A Passaic Valley Sewerage Commission River Restoration crew came to the rescue of Belleville residents threatened with potential flooding from the Third River last week.
Two downed trees – believed to have been toppled by Superstorm Sandy last October – were stretched 25 feet across the width of the river, where branches and debris were collecting, causing waters to rise precipitously at high tide and prompting fears that, at some point, they would spill over into nearby homes and the Fairway Park ballfields and playground.
PVSC didn’t learn of the problem, however, until the agency was alerted by a call from Belleville Town Manager Kevin Esposito on May 16, according to agency spokeswoman Hollie A. Gilroy.
In response, a River Restoration team went there “to initially survey the site, document all possible blockages and then schedule the crew and equipment for a time when we could have access to the property,” Gilroy said.
Last Wednesday, a crew deployed PVSC’s 30-ton crane to haul out the first tree and debris and then chopped it up through a wood chipper, Gilroy said. The next day, the crew repeated the process with the second tree. Each had a 30-inch diameter and weighed 20,000 pounds.
Toughest part of the operation for the crew, said Gilroy, was “working in waist-deep water” to position the fallen trees for lifting.
Offering some perspective on the length of time it took to respond to the logjam, Gilroy said: “PVSC frequently patrols the local municipalities [along the banks of the Passaic] looking for debris or areas of concern. And, we reached out to every municipality before and during Sandy to pledge assistance for debris removal. However, we often don’t learn of a potential problem until we are notified by a local official, resident or town manager or [public works supervisor].”
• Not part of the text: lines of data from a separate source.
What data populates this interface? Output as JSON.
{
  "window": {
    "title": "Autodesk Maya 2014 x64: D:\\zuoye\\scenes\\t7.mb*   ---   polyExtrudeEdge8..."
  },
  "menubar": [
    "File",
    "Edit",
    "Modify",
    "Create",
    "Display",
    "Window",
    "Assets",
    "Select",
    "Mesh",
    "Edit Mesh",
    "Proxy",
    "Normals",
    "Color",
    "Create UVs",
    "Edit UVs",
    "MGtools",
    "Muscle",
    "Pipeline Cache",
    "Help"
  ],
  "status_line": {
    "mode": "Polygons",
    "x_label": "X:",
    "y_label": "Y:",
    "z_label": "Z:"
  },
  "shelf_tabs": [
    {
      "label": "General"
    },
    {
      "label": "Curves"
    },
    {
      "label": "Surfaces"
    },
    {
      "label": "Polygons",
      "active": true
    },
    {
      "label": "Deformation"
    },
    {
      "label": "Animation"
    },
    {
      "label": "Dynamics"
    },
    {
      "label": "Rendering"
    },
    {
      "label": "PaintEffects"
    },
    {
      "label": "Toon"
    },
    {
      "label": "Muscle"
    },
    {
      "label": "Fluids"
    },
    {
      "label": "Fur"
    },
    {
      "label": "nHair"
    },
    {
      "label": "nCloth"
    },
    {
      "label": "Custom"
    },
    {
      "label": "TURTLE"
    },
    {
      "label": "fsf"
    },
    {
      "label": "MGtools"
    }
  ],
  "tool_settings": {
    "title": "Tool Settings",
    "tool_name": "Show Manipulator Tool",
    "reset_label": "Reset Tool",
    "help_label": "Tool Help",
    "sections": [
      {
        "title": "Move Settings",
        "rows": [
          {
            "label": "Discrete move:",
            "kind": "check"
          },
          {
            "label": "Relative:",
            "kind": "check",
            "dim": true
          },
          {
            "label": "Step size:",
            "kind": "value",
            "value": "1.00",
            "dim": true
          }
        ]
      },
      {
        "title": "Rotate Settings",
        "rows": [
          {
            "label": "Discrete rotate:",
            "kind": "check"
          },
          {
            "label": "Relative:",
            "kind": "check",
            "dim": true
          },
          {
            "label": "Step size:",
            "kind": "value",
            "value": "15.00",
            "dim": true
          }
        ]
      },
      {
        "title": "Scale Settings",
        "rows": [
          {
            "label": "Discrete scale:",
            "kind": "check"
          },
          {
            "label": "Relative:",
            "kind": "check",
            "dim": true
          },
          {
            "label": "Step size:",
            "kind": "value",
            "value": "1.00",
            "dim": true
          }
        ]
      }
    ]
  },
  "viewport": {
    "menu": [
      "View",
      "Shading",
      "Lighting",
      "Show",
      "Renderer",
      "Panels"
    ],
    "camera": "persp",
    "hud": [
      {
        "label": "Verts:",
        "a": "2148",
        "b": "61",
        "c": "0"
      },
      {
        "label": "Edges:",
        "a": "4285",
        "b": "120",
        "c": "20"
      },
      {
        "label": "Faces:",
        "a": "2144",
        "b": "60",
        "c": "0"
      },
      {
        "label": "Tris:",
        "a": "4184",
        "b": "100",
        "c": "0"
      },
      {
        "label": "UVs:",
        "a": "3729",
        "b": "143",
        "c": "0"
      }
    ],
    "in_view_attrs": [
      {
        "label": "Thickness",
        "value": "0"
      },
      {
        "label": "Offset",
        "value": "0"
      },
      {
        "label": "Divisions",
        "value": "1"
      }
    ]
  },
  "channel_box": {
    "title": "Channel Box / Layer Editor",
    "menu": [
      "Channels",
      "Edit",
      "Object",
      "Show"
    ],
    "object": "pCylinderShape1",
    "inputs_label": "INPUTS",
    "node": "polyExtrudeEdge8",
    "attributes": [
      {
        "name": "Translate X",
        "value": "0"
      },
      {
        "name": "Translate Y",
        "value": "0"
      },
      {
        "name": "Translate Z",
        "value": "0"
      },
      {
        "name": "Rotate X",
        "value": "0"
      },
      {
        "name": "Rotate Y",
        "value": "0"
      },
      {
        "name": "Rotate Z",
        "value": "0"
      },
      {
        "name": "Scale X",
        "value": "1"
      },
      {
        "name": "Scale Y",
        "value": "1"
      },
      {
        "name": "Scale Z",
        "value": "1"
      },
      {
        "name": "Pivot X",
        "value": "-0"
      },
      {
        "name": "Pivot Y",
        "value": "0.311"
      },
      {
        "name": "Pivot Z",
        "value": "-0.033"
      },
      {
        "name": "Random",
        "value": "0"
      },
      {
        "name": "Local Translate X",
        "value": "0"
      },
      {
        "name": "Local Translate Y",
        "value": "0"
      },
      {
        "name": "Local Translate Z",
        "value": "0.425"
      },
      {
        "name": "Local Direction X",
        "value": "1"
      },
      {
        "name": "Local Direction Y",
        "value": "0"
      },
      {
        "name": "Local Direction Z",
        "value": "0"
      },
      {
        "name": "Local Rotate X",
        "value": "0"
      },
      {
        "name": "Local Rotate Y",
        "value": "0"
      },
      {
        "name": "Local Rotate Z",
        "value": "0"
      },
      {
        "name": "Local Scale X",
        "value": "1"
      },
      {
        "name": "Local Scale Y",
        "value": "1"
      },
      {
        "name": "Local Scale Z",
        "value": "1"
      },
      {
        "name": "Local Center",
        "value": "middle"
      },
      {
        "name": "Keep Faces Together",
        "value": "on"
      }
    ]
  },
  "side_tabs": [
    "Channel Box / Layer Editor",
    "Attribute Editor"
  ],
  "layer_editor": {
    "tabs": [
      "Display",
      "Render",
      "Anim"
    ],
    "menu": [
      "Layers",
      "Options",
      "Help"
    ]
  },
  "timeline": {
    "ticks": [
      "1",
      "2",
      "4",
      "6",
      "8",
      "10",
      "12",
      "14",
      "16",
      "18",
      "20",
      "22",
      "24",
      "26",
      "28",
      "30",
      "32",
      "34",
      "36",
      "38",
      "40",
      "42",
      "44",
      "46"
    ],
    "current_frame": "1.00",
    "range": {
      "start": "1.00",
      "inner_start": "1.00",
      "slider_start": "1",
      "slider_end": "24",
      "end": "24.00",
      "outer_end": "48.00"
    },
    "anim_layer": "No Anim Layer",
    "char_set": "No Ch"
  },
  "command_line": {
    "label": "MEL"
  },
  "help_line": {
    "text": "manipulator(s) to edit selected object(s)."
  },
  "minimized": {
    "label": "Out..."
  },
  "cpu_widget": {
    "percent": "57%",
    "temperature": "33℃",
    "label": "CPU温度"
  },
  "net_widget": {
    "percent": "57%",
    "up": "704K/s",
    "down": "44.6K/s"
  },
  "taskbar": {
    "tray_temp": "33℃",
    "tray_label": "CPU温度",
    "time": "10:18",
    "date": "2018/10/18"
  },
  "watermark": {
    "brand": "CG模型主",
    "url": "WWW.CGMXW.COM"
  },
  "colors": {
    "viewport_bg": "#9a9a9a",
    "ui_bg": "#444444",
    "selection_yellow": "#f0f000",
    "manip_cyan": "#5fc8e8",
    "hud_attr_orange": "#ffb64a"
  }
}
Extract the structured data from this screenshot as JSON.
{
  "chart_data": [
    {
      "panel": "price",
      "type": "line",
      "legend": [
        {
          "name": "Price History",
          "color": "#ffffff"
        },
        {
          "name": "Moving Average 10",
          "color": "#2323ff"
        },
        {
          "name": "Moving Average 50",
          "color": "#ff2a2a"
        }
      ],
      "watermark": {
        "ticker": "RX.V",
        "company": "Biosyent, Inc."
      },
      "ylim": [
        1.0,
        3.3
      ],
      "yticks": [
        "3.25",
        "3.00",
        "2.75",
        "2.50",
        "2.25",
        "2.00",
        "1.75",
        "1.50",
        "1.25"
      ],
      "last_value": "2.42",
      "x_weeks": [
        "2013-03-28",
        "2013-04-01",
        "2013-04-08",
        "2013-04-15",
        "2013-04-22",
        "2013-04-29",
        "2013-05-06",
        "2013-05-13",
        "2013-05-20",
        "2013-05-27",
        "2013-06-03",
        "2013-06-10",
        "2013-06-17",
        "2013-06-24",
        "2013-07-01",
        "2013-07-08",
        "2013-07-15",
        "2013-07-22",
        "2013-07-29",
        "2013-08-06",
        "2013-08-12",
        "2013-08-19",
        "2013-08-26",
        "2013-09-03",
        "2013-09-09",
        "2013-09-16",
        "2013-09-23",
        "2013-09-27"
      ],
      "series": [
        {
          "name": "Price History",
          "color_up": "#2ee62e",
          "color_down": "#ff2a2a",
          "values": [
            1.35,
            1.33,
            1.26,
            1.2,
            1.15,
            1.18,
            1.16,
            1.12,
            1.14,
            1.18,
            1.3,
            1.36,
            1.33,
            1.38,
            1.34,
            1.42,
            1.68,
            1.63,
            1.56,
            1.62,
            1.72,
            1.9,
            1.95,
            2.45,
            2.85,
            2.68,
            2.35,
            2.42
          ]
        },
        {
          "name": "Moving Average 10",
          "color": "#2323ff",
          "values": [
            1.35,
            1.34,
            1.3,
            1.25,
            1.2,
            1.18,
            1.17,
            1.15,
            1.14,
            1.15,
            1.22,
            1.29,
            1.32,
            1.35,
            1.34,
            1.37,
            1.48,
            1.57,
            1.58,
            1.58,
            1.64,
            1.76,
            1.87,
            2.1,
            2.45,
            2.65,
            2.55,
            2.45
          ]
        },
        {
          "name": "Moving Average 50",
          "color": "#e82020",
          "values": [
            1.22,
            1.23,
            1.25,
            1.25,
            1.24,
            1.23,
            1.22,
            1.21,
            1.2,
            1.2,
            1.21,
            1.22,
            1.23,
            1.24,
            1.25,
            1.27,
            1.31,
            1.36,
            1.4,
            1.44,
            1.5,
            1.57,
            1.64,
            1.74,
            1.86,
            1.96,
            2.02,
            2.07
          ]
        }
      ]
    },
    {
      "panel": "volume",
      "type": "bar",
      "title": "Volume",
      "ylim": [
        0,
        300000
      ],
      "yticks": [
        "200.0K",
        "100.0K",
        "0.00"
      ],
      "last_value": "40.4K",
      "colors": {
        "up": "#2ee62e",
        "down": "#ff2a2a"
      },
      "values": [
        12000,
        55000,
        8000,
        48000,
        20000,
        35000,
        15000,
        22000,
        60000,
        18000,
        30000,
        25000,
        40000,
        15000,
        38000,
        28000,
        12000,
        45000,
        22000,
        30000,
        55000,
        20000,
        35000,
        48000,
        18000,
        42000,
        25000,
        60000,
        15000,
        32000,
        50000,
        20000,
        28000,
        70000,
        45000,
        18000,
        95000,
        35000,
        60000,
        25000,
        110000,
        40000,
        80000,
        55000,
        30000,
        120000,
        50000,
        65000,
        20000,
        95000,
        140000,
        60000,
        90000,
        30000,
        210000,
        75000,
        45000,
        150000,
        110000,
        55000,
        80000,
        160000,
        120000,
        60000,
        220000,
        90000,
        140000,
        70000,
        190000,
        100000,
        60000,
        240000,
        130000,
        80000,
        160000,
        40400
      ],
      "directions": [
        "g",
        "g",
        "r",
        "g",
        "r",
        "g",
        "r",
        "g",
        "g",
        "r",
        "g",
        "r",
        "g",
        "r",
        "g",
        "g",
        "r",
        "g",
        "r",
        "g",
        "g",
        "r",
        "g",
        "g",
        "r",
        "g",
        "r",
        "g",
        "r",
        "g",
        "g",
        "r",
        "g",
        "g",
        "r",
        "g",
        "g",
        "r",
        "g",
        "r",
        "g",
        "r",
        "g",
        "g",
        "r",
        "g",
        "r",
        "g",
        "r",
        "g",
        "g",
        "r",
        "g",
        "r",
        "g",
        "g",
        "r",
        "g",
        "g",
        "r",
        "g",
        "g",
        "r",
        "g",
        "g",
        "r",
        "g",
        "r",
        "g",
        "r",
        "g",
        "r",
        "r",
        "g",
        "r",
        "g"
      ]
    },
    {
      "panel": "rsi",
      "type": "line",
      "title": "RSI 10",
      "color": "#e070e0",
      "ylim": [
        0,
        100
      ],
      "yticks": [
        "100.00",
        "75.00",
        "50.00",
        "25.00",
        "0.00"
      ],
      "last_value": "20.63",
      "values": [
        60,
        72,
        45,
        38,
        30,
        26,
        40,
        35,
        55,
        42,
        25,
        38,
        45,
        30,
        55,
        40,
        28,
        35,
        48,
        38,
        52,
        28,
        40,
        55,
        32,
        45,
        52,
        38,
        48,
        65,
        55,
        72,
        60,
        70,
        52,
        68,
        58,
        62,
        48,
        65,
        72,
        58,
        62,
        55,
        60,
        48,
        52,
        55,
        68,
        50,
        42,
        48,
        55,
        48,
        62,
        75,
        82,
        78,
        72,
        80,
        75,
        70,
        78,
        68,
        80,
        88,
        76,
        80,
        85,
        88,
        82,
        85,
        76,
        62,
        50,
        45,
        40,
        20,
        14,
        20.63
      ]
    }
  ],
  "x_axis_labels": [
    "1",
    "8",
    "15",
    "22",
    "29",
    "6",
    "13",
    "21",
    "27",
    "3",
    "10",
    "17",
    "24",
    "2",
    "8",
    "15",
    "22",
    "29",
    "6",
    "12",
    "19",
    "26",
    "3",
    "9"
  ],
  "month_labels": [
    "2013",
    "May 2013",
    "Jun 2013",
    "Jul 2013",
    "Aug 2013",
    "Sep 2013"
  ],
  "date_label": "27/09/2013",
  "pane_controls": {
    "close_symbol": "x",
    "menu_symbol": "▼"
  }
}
PVSC has been sending River Restoration crews out along the Passaic since 1998.
— Ron Leir